Component data from apps and pages:
■ ■ ■ ■ ■

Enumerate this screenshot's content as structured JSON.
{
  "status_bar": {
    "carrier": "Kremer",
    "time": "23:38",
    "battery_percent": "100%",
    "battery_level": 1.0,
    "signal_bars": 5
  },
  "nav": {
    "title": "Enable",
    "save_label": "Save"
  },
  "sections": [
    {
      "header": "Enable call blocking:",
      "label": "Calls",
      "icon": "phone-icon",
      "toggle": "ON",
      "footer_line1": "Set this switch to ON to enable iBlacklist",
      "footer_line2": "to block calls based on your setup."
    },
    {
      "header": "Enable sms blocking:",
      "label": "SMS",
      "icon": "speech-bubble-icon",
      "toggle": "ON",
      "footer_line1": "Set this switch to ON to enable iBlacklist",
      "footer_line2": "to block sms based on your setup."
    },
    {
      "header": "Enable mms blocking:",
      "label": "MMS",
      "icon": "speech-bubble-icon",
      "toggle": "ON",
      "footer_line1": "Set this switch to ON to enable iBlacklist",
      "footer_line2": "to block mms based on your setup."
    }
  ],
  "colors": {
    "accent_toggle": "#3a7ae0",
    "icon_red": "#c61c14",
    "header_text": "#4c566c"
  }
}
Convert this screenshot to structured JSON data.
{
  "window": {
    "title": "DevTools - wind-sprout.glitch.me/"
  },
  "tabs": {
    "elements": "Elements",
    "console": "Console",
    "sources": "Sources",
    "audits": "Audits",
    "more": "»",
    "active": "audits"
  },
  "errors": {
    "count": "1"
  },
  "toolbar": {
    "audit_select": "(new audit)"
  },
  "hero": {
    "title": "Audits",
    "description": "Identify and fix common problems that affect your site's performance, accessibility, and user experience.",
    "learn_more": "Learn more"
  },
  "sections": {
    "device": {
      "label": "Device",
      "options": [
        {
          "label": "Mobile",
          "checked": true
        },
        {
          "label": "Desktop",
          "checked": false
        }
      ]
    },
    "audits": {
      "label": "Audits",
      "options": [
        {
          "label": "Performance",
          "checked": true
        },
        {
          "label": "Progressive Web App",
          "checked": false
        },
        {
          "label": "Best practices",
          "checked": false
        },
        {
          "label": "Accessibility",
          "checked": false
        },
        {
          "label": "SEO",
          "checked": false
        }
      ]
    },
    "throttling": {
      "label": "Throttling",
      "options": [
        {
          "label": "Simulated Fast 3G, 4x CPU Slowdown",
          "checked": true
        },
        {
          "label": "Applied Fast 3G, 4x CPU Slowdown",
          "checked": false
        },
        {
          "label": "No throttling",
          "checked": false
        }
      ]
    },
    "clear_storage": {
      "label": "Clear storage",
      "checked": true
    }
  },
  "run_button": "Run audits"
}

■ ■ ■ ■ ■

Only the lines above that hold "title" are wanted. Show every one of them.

» COMPLETED TASK
    "title": "Enable",
    "title": "DevTools - wind-sprout.glitch.me/"
    "title": "Audits",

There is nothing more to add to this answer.